● **Task instructions**: Would you pull out every line of the material that contains the string "title"?

● **Extracted entries**:

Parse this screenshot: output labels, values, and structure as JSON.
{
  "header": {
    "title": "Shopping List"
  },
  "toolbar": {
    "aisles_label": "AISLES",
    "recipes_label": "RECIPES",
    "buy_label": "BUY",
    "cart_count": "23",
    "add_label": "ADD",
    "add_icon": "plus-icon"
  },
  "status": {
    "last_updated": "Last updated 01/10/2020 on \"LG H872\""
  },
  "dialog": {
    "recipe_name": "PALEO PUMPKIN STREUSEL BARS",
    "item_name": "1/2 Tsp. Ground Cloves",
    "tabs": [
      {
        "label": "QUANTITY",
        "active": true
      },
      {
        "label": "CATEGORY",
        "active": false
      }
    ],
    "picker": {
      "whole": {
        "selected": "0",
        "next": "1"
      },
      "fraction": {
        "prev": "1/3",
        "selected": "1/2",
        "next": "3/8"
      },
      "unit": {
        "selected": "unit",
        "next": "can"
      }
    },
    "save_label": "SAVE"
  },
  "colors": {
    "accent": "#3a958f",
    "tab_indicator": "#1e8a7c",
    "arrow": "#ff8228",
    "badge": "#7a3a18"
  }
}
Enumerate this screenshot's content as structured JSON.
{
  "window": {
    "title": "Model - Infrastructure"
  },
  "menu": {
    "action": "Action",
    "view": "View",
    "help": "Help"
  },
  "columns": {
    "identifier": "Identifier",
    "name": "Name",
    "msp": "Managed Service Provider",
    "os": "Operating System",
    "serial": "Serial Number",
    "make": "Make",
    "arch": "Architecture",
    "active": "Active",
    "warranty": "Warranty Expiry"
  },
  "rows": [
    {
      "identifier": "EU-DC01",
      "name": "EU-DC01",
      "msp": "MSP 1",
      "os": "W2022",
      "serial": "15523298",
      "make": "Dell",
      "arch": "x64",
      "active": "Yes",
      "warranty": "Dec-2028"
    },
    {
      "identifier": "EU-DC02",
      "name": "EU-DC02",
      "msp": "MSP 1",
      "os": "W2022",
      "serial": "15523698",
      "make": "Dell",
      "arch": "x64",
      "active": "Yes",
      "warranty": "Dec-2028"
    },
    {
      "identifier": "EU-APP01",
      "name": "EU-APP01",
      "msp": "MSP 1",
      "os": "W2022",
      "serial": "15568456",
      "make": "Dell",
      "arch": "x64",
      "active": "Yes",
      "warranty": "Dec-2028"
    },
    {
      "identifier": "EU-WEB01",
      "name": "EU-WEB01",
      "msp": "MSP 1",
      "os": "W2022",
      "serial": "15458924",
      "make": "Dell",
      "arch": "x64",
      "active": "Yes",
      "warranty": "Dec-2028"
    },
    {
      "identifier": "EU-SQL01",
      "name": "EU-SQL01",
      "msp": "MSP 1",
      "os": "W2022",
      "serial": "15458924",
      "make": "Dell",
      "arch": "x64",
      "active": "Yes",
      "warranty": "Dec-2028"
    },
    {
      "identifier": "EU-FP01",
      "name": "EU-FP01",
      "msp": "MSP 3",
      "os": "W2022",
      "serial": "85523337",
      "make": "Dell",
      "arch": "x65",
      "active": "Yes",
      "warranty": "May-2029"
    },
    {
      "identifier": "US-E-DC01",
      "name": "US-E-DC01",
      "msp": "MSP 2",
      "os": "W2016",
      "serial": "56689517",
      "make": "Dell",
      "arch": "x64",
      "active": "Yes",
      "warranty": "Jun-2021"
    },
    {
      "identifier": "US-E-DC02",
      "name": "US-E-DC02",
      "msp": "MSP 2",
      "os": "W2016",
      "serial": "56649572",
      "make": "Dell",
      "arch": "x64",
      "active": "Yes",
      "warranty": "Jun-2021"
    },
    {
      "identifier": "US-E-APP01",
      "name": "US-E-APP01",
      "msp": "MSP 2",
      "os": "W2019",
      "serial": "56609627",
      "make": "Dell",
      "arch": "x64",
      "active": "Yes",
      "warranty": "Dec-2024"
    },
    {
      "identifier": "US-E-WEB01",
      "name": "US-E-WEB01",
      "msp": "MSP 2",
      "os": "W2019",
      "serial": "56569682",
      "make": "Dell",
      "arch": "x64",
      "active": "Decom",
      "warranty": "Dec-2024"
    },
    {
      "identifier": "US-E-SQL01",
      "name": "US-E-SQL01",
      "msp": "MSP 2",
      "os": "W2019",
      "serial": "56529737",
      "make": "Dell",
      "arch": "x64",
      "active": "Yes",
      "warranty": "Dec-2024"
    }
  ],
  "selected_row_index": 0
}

● **Result of the task**:
    "title": "Shopping List"
    "title": "Model - Infrastructure"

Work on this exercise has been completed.